We urgently need solutions that are not limited to reductionist, intractable approaches (like the City’s current domination model – that kills the tree in order to kill the beetle), as much as we need safeguards from cowboy contactors offering false hope, or opportunists with DIY treatment kits. 

Some proposed treatments involve electronic/sonic deterrents.
Other experts are looking at systematic and scientific methods that factor in the sustainability of the localised environment.
Internationally, there are several effective treatments based on alternative scientific trials.

All need to be considered.
This is a country-wide threat. It requires a sustainable solution. 


Illegal bark harvesting for traditional medicine from natural forests in South Africa is happening at an alarming rate.

In the process, genetic resources, forest composition and structure are being severely degraded, threatened and destroyed.

Rare and endangered mature trees are being continually stripped of their bark for ‘muti’ (traditional African medicinal purposes).

Bark stripping from the entire circumference of the tree (girdling) causes it to die slowly as it interferes with its nutritional transport systems. When only partial areas of the trees are stripped, it causes serious damage as it inhibits the growth pattern and weakens the tree, making it more susceptible to drought and disease.
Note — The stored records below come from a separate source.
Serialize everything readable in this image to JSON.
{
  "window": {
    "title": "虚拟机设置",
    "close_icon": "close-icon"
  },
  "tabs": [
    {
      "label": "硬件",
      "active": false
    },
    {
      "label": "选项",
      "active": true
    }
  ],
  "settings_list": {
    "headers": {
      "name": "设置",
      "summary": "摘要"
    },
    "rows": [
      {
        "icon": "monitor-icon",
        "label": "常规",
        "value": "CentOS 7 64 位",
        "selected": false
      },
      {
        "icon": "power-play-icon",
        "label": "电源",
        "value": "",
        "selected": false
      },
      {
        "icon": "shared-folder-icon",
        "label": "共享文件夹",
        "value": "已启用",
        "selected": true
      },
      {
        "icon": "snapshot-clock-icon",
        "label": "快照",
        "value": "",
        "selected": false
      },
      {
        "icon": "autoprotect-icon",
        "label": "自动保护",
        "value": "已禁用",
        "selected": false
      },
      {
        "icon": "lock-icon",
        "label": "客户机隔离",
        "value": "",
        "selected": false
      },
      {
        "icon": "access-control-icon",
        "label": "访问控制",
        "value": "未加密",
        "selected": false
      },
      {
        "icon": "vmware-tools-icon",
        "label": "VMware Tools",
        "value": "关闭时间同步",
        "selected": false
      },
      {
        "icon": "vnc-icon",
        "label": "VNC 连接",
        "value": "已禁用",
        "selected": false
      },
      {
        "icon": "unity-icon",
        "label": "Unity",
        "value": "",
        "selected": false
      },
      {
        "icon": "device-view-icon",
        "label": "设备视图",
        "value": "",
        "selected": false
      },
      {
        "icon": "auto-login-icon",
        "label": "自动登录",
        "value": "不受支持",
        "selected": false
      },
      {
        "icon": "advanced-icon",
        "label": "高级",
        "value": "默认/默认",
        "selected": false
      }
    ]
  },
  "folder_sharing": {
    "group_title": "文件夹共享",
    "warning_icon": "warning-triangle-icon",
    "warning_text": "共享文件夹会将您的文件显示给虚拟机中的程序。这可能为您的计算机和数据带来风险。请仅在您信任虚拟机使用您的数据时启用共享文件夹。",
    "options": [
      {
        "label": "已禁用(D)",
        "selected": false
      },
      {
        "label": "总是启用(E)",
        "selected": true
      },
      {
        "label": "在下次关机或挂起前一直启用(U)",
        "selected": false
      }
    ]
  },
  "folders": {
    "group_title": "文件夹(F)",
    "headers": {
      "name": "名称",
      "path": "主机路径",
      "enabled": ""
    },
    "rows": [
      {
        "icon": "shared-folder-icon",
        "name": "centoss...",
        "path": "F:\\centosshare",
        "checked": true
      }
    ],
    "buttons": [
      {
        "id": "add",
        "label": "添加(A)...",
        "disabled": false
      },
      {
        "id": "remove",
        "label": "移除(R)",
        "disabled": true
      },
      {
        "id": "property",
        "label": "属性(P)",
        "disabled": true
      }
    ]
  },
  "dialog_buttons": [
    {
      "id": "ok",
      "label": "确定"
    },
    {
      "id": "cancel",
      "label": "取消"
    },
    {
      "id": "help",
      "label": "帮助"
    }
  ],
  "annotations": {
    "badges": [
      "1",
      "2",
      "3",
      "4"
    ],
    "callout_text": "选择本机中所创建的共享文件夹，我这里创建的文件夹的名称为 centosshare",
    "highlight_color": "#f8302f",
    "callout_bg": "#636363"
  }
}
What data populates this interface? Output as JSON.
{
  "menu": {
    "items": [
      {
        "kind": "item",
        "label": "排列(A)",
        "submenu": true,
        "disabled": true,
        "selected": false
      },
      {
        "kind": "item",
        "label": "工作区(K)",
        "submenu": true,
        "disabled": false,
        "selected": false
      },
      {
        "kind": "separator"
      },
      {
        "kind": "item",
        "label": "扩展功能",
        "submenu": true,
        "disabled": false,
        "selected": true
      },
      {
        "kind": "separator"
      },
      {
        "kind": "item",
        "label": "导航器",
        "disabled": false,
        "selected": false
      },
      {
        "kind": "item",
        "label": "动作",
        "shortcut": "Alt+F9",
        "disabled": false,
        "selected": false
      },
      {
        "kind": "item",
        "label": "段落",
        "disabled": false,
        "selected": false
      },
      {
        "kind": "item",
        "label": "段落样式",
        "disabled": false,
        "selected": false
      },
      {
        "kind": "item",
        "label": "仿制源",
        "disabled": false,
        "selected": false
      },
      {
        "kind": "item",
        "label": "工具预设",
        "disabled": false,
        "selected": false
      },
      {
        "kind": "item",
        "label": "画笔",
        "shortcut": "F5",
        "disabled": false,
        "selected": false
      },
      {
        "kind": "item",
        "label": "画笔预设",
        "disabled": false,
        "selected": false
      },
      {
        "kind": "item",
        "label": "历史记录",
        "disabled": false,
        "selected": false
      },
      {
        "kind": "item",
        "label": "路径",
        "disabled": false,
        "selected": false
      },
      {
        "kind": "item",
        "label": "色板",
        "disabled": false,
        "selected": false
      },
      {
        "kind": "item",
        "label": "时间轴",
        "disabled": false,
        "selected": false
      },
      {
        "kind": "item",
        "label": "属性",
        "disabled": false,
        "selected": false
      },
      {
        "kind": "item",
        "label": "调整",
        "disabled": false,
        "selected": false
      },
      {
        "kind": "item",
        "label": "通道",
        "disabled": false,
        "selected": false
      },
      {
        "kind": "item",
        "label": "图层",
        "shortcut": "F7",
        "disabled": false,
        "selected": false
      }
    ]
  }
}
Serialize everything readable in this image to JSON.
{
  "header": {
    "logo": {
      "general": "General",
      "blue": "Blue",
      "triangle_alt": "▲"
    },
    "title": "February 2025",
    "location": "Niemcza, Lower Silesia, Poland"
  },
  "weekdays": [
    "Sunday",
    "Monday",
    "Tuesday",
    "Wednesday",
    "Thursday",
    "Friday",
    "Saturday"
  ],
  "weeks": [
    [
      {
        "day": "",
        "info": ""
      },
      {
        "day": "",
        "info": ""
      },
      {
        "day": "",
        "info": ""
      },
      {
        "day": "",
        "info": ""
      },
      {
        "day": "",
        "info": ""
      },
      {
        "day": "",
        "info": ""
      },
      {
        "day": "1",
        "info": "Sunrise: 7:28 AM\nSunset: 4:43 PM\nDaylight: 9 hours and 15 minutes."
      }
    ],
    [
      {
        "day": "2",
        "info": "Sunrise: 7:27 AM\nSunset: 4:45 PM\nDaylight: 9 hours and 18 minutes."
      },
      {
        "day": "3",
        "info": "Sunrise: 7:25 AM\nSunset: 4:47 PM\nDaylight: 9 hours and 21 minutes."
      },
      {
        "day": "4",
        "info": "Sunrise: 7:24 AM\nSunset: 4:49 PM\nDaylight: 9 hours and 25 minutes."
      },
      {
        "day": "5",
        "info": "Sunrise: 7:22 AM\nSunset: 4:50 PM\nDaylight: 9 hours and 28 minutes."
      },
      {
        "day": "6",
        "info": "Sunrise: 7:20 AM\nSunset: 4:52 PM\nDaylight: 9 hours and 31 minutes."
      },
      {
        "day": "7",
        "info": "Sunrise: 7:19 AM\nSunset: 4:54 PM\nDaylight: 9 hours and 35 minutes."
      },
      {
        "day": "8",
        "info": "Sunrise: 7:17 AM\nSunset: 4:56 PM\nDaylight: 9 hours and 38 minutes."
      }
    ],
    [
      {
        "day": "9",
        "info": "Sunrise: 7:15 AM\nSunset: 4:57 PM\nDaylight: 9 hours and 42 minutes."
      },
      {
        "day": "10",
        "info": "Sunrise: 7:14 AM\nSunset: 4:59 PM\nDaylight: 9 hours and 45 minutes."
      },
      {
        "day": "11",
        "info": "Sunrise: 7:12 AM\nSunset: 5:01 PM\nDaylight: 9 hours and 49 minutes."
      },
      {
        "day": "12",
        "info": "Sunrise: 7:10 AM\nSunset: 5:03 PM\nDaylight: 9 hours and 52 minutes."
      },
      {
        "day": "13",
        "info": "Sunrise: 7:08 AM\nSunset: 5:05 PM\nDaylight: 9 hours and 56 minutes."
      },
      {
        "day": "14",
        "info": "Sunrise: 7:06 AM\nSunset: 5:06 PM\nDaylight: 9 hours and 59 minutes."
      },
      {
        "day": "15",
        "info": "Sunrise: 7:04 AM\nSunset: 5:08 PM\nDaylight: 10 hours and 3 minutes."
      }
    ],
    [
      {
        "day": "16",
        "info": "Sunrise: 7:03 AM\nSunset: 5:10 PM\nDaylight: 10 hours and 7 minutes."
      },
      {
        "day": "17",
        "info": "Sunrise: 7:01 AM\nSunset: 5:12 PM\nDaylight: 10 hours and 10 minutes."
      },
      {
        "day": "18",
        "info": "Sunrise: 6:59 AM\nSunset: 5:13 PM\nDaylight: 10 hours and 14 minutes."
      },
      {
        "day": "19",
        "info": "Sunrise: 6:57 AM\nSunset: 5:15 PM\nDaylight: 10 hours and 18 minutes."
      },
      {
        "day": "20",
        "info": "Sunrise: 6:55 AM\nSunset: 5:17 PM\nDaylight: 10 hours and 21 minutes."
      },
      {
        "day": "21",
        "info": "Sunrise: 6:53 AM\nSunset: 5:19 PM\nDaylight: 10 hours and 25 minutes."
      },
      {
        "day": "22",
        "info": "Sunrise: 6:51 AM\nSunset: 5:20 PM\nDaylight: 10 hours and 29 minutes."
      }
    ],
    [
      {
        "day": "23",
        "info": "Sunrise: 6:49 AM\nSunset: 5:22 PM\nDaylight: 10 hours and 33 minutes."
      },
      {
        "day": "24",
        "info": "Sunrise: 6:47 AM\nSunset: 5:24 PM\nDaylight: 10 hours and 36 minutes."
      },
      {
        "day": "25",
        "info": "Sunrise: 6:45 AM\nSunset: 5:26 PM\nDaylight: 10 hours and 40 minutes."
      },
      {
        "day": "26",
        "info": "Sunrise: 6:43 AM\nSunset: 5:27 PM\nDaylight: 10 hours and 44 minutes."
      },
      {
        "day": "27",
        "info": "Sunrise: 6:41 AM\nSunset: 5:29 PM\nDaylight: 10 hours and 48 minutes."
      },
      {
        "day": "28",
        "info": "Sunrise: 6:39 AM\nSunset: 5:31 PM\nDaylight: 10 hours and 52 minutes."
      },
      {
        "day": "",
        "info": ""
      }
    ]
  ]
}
Tree stripping is particularly prevalent in Newlands Forest where many trees are more than 100 years old.
Arborist Francois Krige says “Recently … thousands of trees have been harvested, many of them killed. This is unsustainable. The pressure on the resource is simply too much.
The people doing this damage are not traditional healers but independent harvesters who sell to traditional healers.
This makes it exceedingly difficult to stop – not be regulated.
If stopped tomorrow, it would take the forest 500 years to fully recover.”